** EXERCISE GOAL **
Please count the lines below that contain the word "JSON", and reply with that number alone.

Start of SUPPLIED ENTRIES

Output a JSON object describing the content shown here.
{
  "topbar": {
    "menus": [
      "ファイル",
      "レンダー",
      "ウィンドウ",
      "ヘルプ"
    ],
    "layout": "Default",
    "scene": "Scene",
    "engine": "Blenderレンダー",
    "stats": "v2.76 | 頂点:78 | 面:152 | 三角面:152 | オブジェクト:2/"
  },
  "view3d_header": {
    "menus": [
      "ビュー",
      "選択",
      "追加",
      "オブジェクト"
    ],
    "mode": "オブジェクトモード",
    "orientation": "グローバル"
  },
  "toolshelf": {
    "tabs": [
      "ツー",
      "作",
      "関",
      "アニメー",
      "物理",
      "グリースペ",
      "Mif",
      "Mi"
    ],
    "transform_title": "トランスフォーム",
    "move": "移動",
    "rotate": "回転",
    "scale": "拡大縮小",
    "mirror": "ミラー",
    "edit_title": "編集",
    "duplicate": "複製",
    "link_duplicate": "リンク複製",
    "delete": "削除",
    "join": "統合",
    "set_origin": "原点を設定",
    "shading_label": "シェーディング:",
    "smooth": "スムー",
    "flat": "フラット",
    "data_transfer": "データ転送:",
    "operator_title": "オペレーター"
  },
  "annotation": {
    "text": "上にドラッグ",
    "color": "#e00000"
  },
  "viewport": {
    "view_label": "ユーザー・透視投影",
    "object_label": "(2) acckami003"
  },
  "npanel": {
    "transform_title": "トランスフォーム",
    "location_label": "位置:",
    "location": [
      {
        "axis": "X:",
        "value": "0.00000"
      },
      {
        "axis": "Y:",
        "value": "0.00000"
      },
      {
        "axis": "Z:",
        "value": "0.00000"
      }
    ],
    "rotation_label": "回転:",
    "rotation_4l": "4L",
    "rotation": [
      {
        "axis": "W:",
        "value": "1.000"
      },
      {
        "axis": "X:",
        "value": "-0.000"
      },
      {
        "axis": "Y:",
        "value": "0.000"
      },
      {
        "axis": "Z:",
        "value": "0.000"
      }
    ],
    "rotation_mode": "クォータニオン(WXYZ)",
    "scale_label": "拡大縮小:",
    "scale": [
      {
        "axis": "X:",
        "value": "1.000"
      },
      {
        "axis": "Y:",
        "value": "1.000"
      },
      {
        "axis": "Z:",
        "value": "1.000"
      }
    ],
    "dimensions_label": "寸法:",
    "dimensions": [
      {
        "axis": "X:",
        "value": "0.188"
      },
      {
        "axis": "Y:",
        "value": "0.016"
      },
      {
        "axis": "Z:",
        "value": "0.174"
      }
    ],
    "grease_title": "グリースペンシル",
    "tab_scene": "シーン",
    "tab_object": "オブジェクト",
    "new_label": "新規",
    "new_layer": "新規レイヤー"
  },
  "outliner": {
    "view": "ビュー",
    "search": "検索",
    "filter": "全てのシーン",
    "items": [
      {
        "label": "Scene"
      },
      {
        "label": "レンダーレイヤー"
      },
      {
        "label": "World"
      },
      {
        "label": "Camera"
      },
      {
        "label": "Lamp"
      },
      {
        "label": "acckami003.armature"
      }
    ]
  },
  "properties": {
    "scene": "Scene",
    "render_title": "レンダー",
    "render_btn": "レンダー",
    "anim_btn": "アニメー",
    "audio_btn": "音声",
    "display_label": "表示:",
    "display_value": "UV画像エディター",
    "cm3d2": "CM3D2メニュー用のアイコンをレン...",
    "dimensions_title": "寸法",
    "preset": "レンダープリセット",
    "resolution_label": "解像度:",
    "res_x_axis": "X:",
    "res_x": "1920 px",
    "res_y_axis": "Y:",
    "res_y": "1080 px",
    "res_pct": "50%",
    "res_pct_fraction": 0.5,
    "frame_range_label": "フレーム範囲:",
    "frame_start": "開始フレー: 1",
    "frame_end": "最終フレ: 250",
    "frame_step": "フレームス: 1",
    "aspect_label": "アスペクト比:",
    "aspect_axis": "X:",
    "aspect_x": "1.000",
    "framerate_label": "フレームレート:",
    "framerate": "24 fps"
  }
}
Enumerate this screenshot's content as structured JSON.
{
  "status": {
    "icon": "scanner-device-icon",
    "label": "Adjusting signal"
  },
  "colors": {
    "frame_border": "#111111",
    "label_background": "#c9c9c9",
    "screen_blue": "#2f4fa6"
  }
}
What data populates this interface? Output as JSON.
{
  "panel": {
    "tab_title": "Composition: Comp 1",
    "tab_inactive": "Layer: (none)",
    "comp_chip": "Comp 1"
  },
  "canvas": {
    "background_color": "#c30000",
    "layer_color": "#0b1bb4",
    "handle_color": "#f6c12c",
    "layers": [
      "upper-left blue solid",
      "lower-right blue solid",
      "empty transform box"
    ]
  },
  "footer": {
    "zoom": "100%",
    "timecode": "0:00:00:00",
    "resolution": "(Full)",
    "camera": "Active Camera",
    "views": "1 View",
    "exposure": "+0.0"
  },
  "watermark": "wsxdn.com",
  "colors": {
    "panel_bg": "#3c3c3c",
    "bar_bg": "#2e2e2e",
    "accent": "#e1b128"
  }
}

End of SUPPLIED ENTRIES

** EXERCISE RESULT **
3